Skip to content

Tough week for Progressive Insurance Thanks to the Power of Social Media

August 18, 2012

Social media virality  is often seen as a holy grail for marketers.  However, it can also be a beast when it comes to bad customer service outcomes.

Progressive’s advertising spokesperson, “Flow”… doctored up in as part of the viral negative reaction.

Here in the USA, a sad story went viral and, yet again, social media brought about a PR disaster for a big company.  There have been many in recent weeks.  We were first alerted to the situation yesterday, when popular marketing blogger Seth Godin penned a thought provoking piece, Corporations Are Not People.   We will let Seth explain what happened:

You may have read Matt Fisher’s story about the tragic death of his sister and the response of her insurance company. My heart goes out to his family.

She had Progressive insurance and they refused to pay. Instead, the company paid to send a lawyer to coordinate a defense with the other driver–in other words, they paid their lawyers to go to court to prove that Matt’s deceased sister, their client, was at fault. They went to court against their client even though there was significant evidence to the contrary and even though the other driver’s insurance company (Nationwide) had already paid her family $25,000. The amount at stake: just $75,000.
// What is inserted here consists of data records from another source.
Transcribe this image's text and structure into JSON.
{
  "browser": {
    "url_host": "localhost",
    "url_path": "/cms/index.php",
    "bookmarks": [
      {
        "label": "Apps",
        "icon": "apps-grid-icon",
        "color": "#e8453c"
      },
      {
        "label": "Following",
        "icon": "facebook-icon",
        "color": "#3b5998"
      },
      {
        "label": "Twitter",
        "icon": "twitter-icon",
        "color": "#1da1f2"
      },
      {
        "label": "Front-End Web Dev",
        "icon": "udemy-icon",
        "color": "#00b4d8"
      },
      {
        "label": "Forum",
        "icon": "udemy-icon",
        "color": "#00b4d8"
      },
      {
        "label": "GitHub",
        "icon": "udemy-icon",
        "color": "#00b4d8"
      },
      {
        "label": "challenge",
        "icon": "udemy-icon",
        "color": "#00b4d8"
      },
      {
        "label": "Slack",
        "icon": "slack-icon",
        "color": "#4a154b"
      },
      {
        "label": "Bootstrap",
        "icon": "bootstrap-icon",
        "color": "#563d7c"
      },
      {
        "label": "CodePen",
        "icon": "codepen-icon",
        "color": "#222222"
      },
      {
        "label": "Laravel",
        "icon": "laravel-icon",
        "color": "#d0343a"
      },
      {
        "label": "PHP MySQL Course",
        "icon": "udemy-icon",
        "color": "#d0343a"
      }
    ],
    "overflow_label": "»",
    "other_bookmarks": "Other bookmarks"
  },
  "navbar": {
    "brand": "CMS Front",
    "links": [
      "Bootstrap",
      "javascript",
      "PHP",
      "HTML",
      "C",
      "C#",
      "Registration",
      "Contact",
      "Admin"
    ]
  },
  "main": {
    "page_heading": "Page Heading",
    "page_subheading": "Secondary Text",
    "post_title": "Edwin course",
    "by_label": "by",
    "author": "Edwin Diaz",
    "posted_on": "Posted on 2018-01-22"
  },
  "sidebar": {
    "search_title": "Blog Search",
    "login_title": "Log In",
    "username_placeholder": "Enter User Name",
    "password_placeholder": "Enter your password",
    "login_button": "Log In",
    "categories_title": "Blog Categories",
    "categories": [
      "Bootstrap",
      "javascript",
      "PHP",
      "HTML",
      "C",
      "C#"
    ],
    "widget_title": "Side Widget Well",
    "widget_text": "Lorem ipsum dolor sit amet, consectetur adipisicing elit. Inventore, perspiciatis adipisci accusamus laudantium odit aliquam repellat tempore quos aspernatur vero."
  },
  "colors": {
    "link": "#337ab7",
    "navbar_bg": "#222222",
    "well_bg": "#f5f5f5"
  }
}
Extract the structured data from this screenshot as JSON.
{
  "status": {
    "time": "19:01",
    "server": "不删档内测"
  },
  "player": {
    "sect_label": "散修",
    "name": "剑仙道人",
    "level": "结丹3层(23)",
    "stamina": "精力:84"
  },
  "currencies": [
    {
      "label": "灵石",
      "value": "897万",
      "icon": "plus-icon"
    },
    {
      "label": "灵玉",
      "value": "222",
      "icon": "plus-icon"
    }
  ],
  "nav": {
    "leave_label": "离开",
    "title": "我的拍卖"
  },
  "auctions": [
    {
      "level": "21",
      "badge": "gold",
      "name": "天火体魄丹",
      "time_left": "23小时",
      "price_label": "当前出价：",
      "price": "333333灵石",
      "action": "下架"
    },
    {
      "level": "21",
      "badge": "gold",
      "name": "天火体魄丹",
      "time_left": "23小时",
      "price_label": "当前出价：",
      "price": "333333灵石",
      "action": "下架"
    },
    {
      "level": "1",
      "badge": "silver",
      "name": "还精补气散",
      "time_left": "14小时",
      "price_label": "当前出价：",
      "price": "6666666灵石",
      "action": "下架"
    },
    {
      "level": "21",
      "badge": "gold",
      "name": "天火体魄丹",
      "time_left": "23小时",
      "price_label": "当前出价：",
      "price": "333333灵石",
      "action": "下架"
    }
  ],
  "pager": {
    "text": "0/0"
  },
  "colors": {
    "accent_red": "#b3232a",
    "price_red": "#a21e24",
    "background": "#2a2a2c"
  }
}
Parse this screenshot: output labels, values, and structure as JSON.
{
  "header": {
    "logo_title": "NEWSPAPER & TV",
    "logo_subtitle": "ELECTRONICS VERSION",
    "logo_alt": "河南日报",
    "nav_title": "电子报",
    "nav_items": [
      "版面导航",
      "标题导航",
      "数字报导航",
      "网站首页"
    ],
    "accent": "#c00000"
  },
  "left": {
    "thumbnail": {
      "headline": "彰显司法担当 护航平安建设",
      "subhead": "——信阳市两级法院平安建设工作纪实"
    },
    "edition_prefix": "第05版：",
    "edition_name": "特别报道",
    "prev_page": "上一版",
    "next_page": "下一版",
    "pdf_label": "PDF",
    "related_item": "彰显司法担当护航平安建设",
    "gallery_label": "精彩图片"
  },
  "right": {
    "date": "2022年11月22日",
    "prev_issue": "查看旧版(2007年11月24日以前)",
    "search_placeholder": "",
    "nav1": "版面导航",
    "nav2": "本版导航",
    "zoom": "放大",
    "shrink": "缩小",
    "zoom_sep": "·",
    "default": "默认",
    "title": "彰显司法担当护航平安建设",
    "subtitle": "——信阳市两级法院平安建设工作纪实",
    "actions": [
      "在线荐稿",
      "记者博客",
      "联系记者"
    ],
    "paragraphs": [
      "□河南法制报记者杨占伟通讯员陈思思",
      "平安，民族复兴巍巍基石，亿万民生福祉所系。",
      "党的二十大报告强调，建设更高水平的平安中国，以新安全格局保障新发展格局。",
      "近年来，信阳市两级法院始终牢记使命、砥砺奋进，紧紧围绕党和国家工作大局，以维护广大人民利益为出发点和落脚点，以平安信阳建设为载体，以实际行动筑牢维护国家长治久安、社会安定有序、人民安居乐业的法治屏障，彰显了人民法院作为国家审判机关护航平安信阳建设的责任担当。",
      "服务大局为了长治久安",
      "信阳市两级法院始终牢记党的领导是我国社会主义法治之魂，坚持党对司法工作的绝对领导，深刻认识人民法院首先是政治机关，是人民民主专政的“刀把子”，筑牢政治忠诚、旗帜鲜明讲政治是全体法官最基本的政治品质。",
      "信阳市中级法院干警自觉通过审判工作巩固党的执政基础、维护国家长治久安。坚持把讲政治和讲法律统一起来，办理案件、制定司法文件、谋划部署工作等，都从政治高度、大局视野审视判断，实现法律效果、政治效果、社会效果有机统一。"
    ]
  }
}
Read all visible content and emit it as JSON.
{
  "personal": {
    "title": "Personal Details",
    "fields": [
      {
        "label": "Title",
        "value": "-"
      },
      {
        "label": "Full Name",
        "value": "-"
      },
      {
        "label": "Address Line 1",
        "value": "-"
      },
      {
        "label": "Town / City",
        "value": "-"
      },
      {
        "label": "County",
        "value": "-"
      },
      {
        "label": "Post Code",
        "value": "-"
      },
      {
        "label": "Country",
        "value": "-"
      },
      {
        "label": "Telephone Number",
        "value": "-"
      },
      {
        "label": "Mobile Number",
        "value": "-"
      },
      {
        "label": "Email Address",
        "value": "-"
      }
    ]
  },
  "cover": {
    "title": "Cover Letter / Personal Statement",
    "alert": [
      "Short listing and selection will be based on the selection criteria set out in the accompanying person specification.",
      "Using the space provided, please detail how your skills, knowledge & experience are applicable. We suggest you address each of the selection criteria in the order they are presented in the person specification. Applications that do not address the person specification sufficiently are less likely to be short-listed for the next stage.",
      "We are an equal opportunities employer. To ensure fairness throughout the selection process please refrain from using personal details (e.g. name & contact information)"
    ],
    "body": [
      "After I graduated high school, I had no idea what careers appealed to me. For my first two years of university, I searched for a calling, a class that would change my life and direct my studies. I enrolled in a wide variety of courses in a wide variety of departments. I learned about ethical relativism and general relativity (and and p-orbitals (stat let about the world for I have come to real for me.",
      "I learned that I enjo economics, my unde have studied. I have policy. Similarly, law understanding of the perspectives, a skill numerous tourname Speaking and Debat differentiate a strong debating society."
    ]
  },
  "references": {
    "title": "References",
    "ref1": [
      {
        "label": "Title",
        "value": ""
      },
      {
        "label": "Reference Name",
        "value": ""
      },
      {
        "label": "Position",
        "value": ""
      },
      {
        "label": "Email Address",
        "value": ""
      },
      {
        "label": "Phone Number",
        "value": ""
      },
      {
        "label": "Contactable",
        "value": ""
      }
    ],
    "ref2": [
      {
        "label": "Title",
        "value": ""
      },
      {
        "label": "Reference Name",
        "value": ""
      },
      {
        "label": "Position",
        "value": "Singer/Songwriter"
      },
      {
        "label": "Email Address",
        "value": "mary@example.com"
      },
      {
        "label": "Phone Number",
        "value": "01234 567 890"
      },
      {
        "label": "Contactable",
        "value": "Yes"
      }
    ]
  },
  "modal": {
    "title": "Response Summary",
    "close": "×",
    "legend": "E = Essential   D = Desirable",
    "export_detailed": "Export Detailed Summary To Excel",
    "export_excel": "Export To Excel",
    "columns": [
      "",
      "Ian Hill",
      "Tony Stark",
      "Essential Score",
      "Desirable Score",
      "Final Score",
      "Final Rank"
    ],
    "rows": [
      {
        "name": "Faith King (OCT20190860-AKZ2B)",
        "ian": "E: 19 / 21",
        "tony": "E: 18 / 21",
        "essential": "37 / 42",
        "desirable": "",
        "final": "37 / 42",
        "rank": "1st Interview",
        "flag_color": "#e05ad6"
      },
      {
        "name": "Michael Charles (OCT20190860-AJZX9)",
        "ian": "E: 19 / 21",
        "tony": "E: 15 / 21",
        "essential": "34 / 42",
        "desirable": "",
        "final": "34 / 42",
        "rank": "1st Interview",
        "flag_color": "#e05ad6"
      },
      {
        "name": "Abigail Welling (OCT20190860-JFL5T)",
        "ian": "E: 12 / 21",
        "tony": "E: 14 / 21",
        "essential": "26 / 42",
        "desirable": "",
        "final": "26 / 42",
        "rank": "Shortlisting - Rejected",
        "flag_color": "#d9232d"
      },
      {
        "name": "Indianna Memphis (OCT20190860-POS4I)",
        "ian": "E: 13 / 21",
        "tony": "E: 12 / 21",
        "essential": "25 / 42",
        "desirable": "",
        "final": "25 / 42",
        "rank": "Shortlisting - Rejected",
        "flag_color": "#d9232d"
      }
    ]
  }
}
Progressive’s weasely first response is here.

You can read Progressive’s more nuanced, but still doublespeak update here. They could have done the right thing from the start, or almost anywhere along the way, but never did, and they used fancy language to disguise that fact. Of course it’s not against state law for them to settle a case. And of course losing a jury trial is not the same as settling with the family.

If Progressive is proud of their tactics, they should say so. “We fight against claims to keep our costs low, saving you money.” But if they’re not proud, they should tell the truth, learn from it and apologize.

Later in the day, Progressive did reverse course and agree to pay the claim.  But the damage of a week of horrible social PR has taken its toll and the company, like so many others recently taken through the social media whirlwind, has a lot of image rebuilding to do.  As one Tweet put it,

Progressive had to lose a trial, weather a media firestorm, and risk the loss of customers before paying a claim.

Just search #progressive on twitter and see for yourself.  Check out their facebook page.  Do a google search.  None of it is pretty.   The situation is summed up well by a Wall Street Blogger covering the story and its possible impact on Progressive’s image and its pocket book (stock).  In this excerpt he speaks like a true social media pro:

Progressive seems not to have learned one of the key lessons of the social-media age. There is no privacy anymore. Every move a company makes can, and given the public’s endless need for stimulation, inevitably will, be broadcast on the huge Jumbotron that is the internet. Corporate decision-makers would be well-advised to behave as though their every move were being played before a capacity crowd at the Rose Bowl. The distance between in-house and viral is exactly two mouse clicks, the time it takes to send an angry blog post into the cybersphere. Caveat venditor: let the seller beware.

This is a sad story with a sad ending for all involved.  The big lesson learned- hopefully for Progressive- and for all social media students/practitioners:  Embrace social media in good times and in bad. Be authentic.  Do the right thing.  In this fishbowl/jumbotron we call social media, you can’t fool people.  Decades of Brand-value creation can come toppling down in days.

For ‘extra credit’ reading, here is a very interesting post by somebody in the insurance industry offering up Progressive’s behavior as something NOT TO DO.

No comments yet

Leave a Reply

Fill in your details below or click an icon to log in: Logo

You are commenting using your account. Log Out /  Change )

Google photo

You are commenting using your Google account. Log Out /  Change )

Twitter picture

You are commenting using your Twitter account. Log Out /  Change )

Facebook photo

You are commenting using your Facebook account. Log Out /  Change )

Connecting to %s

%d bloggers like this: